▸ **Activity**:
Give the data again exactly, without images.

▸ **Input data**:

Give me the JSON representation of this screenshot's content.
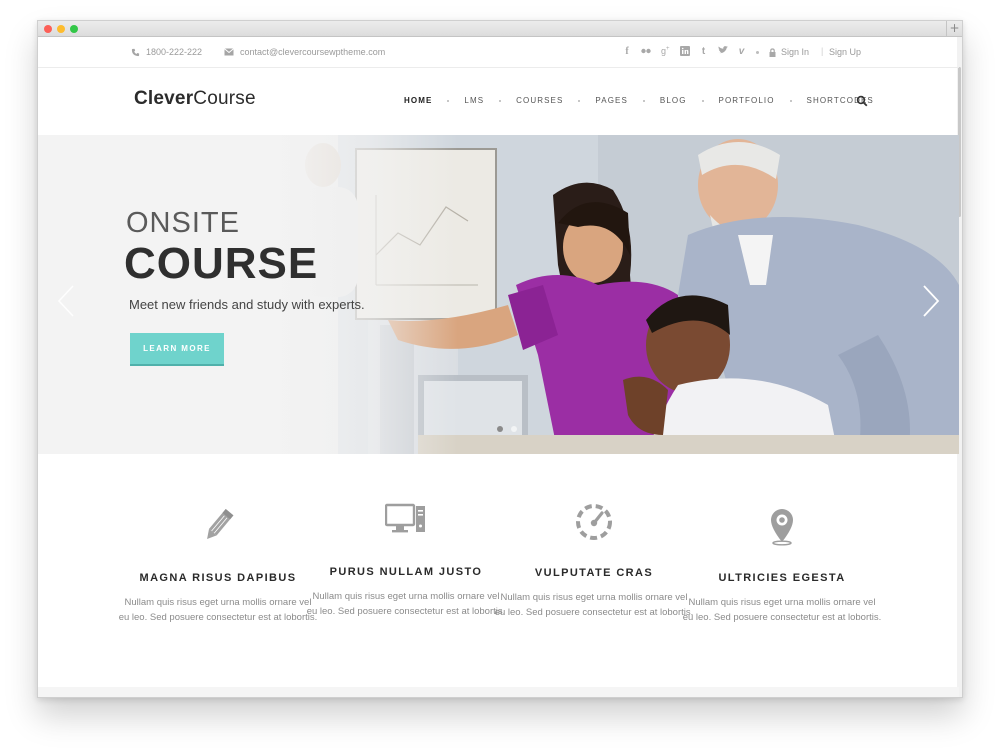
{
  "topbar": {
    "phone": "1800-222-222",
    "email": "contact@clevercoursewptheme.com",
    "social_icons": [
      "facebook-icon",
      "flickr-icon",
      "google-plus-icon",
      "linkedin-icon",
      "tumblr-icon",
      "twitter-icon",
      "vimeo-icon"
    ],
    "sign_in": "Sign In",
    "divider": "|",
    "sign_up": "Sign Up"
  },
  "header": {
    "logo_bold": "Clever",
    "logo_light": "Course",
    "nav": [
      "HOME",
      "LMS",
      "COURSES",
      "PAGES",
      "BLOG",
      "PORTFOLIO",
      "SHORTCODES"
    ],
    "active_nav": "HOME"
  },
  "hero": {
    "title_small": "ONSITE",
    "title_big": "COURSE",
    "subtitle": "Meet new friends and study with experts.",
    "button": "LEARN MORE",
    "slide_count": 2,
    "active_slide": 1
  },
  "features": [
    {
      "icon": "pencil-icon",
      "title": "MAGNA RISUS DAPIBUS",
      "text": "Nullam quis risus eget urna mollis ornare vel eu leo. Sed posuere consectetur est at lobortis."
    },
    {
      "icon": "computer-icon",
      "title": "PURUS NULLAM JUSTO",
      "text": "Nullam quis risus eget urna mollis ornare vel eu leo. Sed posuere consectetur est at lobortis."
    },
    {
      "icon": "speedometer-icon",
      "title": "VULPUTATE CRAS",
      "text": "Nullam quis risus eget urna mollis ornare vel eu leo. Sed posuere consectetur est at lobortis."
    },
    {
      "icon": "map-pin-icon",
      "title": "ULTRICIES EGESTA",
      "text": "Nullam quis risus eget urna mollis ornare vel eu leo. Sed posuere consectetur est at lobortis."
    }
  ],
  "colors": {
    "accent": "#6fd3cc",
    "text_dark": "#2f2f2f",
    "text_muted": "#8b8b8b",
    "icon_gray": "#9e9e9e"
  }
}
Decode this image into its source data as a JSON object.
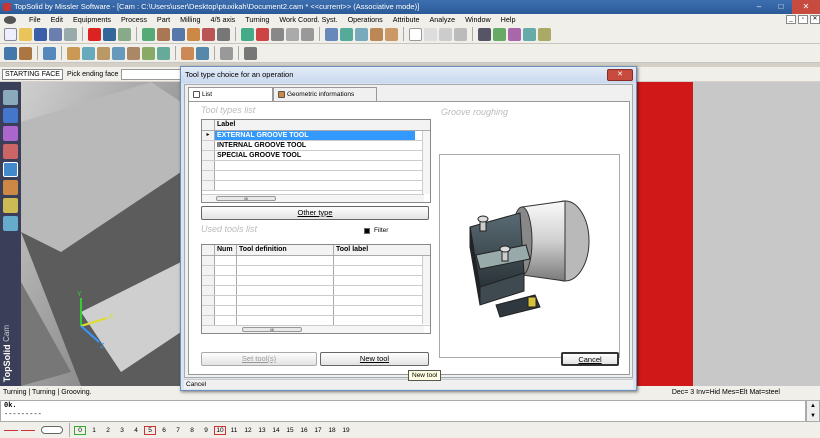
{
  "window": {
    "title": "TopSolid by Missler Software - [Cam : C:\\Users\\user\\Desktop\\ptuxikah\\Document2.cam *  <<current>> (Associative mode)]",
    "minimize": "–",
    "maximize": "□",
    "close": "✕"
  },
  "menu": [
    "File",
    "Edit",
    "Equipments",
    "Process",
    "Part",
    "Milling",
    "4/5 axis",
    "Turning",
    "Work Coord. Syst.",
    "Operations",
    "Attribute",
    "Analyze",
    "Window",
    "Help"
  ],
  "mdi_buttons": [
    "_",
    "▫",
    "✕"
  ],
  "command": {
    "name": "STARTING FACE",
    "prompt": "Pick ending face"
  },
  "left_toolbar": {
    "app_label": "TopSolid",
    "module_label": "Cam"
  },
  "status": {
    "breadcrumb": "Turning | Turning | Grooving.",
    "right": "Dec= 3    Inv=Hid   Mes=Elt   Mat=steel"
  },
  "console": {
    "line1": "0k.",
    "line2": "---------"
  },
  "layers": [
    "0",
    "1",
    "2",
    "3",
    "4",
    "5",
    "6",
    "7",
    "8",
    "9",
    "10",
    "11",
    "12",
    "13",
    "14",
    "15",
    "16",
    "17",
    "18",
    "19"
  ],
  "dialog": {
    "title": "Tool type choice for an operation",
    "close": "✕",
    "tabs": {
      "list": "List",
      "geometric": "Geometric informations"
    },
    "tool_types_title": "Tool types list",
    "tool_types_header": "Label",
    "tool_types": [
      "EXTERNAL GROOVE TOOL",
      "INTERNAL GROOVE TOOL",
      "SPECIAL GROOVE TOOL"
    ],
    "scroll_thumb": "III",
    "other_type_button": "Other type",
    "used_tools_title": "Used tools list",
    "filter_label": "Filter",
    "used_tools_headers": [
      "Num",
      "Tool definition",
      "Tool label"
    ],
    "set_tools_button": "Set tool(s)",
    "new_tool_button": "New tool",
    "preview_title": "Groove roughing",
    "cancel_button": "Cancel",
    "status": "Cancel",
    "tooltip": "New tool"
  },
  "colors": {
    "title_bar": "#2b5a98",
    "left_bar": "#3a3e58",
    "viewport_red": "#d01818",
    "selection": "#3399ff"
  }
}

▸ **Solution to the exercise**:
Give me the JSON representation of this screenshot's content.
{
  "topbar": {
    "phone": "1800-222-222",
    "email": "contact@clevercoursewptheme.com",
    "social_icons": [
      "facebook-icon",
      "flickr-icon",
      "google-plus-icon",
      "linkedin-icon",
      "tumblr-icon",
      "twitter-icon",
      "vimeo-icon"
    ],
    "sign_in": "Sign In",
    "divider": "|",
    "sign_up": "Sign Up"
  },
  "header": {
    "logo_bold": "Clever",
    "logo_light": "Course",
    "nav": [
      "HOME",
      "LMS",
      "COURSES",
      "PAGES",
      "BLOG",
      "PORTFOLIO",
      "SHORTCODES"
    ],
    "active_nav": "HOME"
  },
  "hero": {
    "title_small": "ONSITE",
    "title_big": "COURSE",
    "subtitle": "Meet new friends and study with experts.",
    "button": "LEARN MORE",
    "slide_count": 2,
    "active_slide": 1
  },
  "features": [
    {
      "icon": "pencil-icon",
      "title": "MAGNA RISUS DAPIBUS",
      "text": "Nullam quis risus eget urna mollis ornare vel eu leo. Sed posuere consectetur est at lobortis."
    },
    {
      "icon": "computer-icon",
      "title": "PURUS NULLAM JUSTO",
      "text": "Nullam quis risus eget urna mollis ornare vel eu leo. Sed posuere consectetur est at lobortis."
    },
    {
      "icon": "speedometer-icon",
      "title": "VULPUTATE CRAS",
      "text": "Nullam quis risus eget urna mollis ornare vel eu leo. Sed posuere consectetur est at lobortis."
    },
    {
      "icon": "map-pin-icon",
      "title": "ULTRICIES EGESTA",
      "text": "Nullam quis risus eget urna mollis ornare vel eu leo. Sed posuere consectetur est at lobortis."
    }
  ],
  "colors": {
    "accent": "#6fd3cc",
    "text_dark": "#2f2f2f",
    "text_muted": "#8b8b8b",
    "icon_gray": "#9e9e9e"
  }
}
Decode this image into its source data as a JSON object.
{
  "window": {
    "title": "TopSolid by Missler Software - [Cam : C:\\Users\\user\\Desktop\\ptuxikah\\Document2.cam *  <<current>> (Associative mode)]",
    "minimize": "–",
    "maximize": "□",
    "close": "✕"
  },
  "menu": [
    "File",
    "Edit",
    "Equipments",
    "Process",
    "Part",
    "Milling",
    "4/5 axis",
    "Turning",
    "Work Coord. Syst.",
    "Operations",
    "Attribute",
    "Analyze",
    "Window",
    "Help"
  ],
  "mdi_buttons": [
    "_",
    "▫",
    "✕"
  ],
  "command": {
    "name": "STARTING FACE",
    "prompt": "Pick ending face"
  },
  "left_toolbar": {
    "app_label": "TopSolid",
    "module_label": "Cam"
  },
  "status": {
    "breadcrumb": "Turning | Turning | Grooving.",
    "right": "Dec= 3    Inv=Hid   Mes=Elt   Mat=steel"
  },
  "console": {
    "line1": "0k.",
    "line2": "---------"
  },
  "layers": [
    "0",
    "1",
    "2",
    "3",
    "4",
    "5",
    "6",
    "7",
    "8",
    "9",
    "10",
    "11",
    "12",
    "13",
    "14",
    "15",
    "16",
    "17",
    "18",
    "19"
  ],
  "dialog": {
    "title": "Tool type choice for an operation",
    "close": "✕",
    "tabs": {
      "list": "List",
      "geometric": "Geometric informations"
    },
    "tool_types_title": "Tool types list",
    "tool_types_header": "Label",
    "tool_types": [
      "EXTERNAL GROOVE TOOL",
      "INTERNAL GROOVE TOOL",
      "SPECIAL GROOVE TOOL"
    ],
    "scroll_thumb": "III",
    "other_type_button": "Other type",
    "used_tools_title": "Used tools list",
    "filter_label": "Filter",
    "used_tools_headers": [
      "Num",
      "Tool definition",
      "Tool label"
    ],
    "set_tools_button": "Set tool(s)",
    "new_tool_button": "New tool",
    "preview_title": "Groove roughing",
    "cancel_button": "Cancel",
    "status": "Cancel",
    "tooltip": "New tool"
  },
  "colors": {
    "title_bar": "#2b5a98",
    "left_bar": "#3a3e58",
    "viewport_red": "#d01818",
    "selection": "#3399ff"
  }
}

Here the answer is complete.